  • No official action was taken, during the life of the project, to look into the  feasibility of transferring operational modalities, procedures and instruments developed by the Tamkine to national entities as well as into developing strategies to ensure such transfer.
  • The non-use of new information and communications technologies for optimizing and disseminating the Tamkine experience. Sharing of best practices was challenge. Creating a Hub or a knowledge management platform at the national level would have facilitated the dissemination of this experience and replication.
  • The lack of an evaluation programme. The system in place was geared more towards achieving and measuring results at the operational level rather than at the social and human impact level. The Programme had a major impact on beneficiaries which unfortunately could not be measured accurately, in the absence of monitoring tools and indicators to measure its achievements, for example, in terms of people trained, by age, sex, region.

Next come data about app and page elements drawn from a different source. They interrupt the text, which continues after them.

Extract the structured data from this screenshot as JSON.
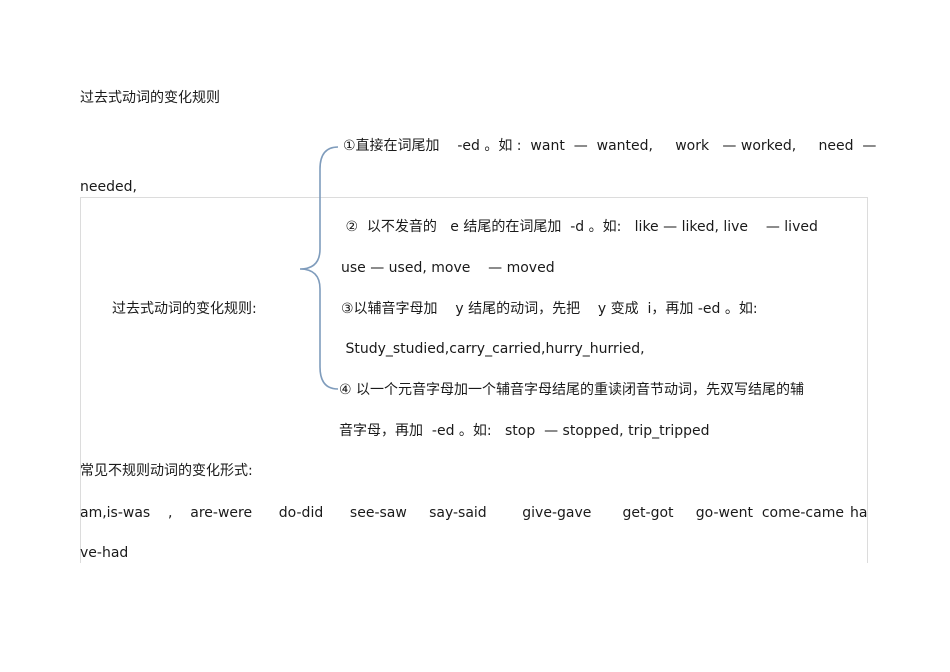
{
  "heading": "过去式动词的变化规则",
  "section_label": "过去式动词的变化规则:",
  "rules": {
    "r1_line1": "①直接在词尾加    -ed 。如 :  want  —  wanted,     work   — worked,     need  —",
    "r1_line2": "needed,",
    "r2_line1": " ②  以不发音的   e 结尾的在词尾加  -d 。如:   like — liked, live    — lived",
    "r2_line2": "use — used, move    — moved",
    "r3_line1": "③以辅音字母加    y 结尾的动词，先把    y 变成  i，再加 -ed 。如:",
    "r3_line2": " Study_studied,carry_carried,hurry_hurried,",
    "r4_line1": "④ 以一个元音字母加一个辅音字母结尾的重读闭音节动词，先双写结尾的辅",
    "r4_line2": "音字母，再加  -ed 。如:   stop  — stopped, trip_tripped"
  },
  "irregular": {
    "label": "常见不规则动词的变化形式:",
    "line1": "am,is-was    ,    are-were      do-did      see-saw     say-said        give-gave       get-got     go-went  come-came",
    "line1_tail": "ha",
    "line2": "ve-had"
  },
  "colors": {
    "brace": "#7f9cbc",
    "text": "#1a1a1a",
    "box_border": "#dcdcdc"
  }
}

  • The partnership with Morocco’s national institutions was central to the success of the Centre’s strategy to fill the institutional and legal void regarding care for women survivors of GBV. These ‘contractual-partnerships’ ultimately legitimized and facilitated the implementation of the Centre’s services, guaranteeing governmental support for the Centre, particularly in the fiscal sense.
  • Importance of the fundamental rights of women: considering the survivor of GBV as an autonomous person, avoiding her re-victimization and allowing her to be the actor of her own empowerment process.
  • Importance of the implementation of a confidentiality policy in any structure that supports women survivors of GBV.
  • Importance of strong partnerships with the public sector, particularly actors specialized in trainings and professional integration. Importance of partnerships in general and of coordination with all the actors along the chain of services, from admission to workplace integration.
  • A participatory process with consultations of all the actors involved during the Programme’s conception allowed for more sustainable results.
  • The Programme participants must be represented in all bodies.
  • If the project covers multiple regions, its governance bodies must not all be located in one place. Decentralization gave voice to the local actors and decision-makers and helped to avoid a homogenization of responses to different needs.


The Conventions agreed upon and signed by IPDF and the Wilaya  guaranteed official state support to the Centre for five years. The sustainability of the Centre’s work is also supported by the use of tools and manuals that were developed, such as the Manual of Procedures and the Communications Plan.

During Phase II of the Programme, a concept note involving six agencies was written and sent to the United Nations Trust Fund to End Violence against Women in April 2012. As Tamkine came to an end, action was taken to keep some elements of its coordination structure. An inventory of actions that pursue Tamkine’s initiatives was being prepared.

This initiative could be replicated in other places, as long as it is adapted to the institutional and organizational local environment. The Batha Centre is a good model to follow for adaptation in new contexts. Reproducing this experience also requires a partnership between the public sector and civil society in order to ensure that services are provided up to the point when the women are equipped to integrate into the workforce.


3 Second-level administrative subdivisions of provincial governments.

Programme beneficary weaving tent

Programme beneficary weaving tent

Reproducing the Tamkine experience would require a partnership between the public sector and civil society to ensure that services are provided up to the point when the women are equipped to integrate into the workforce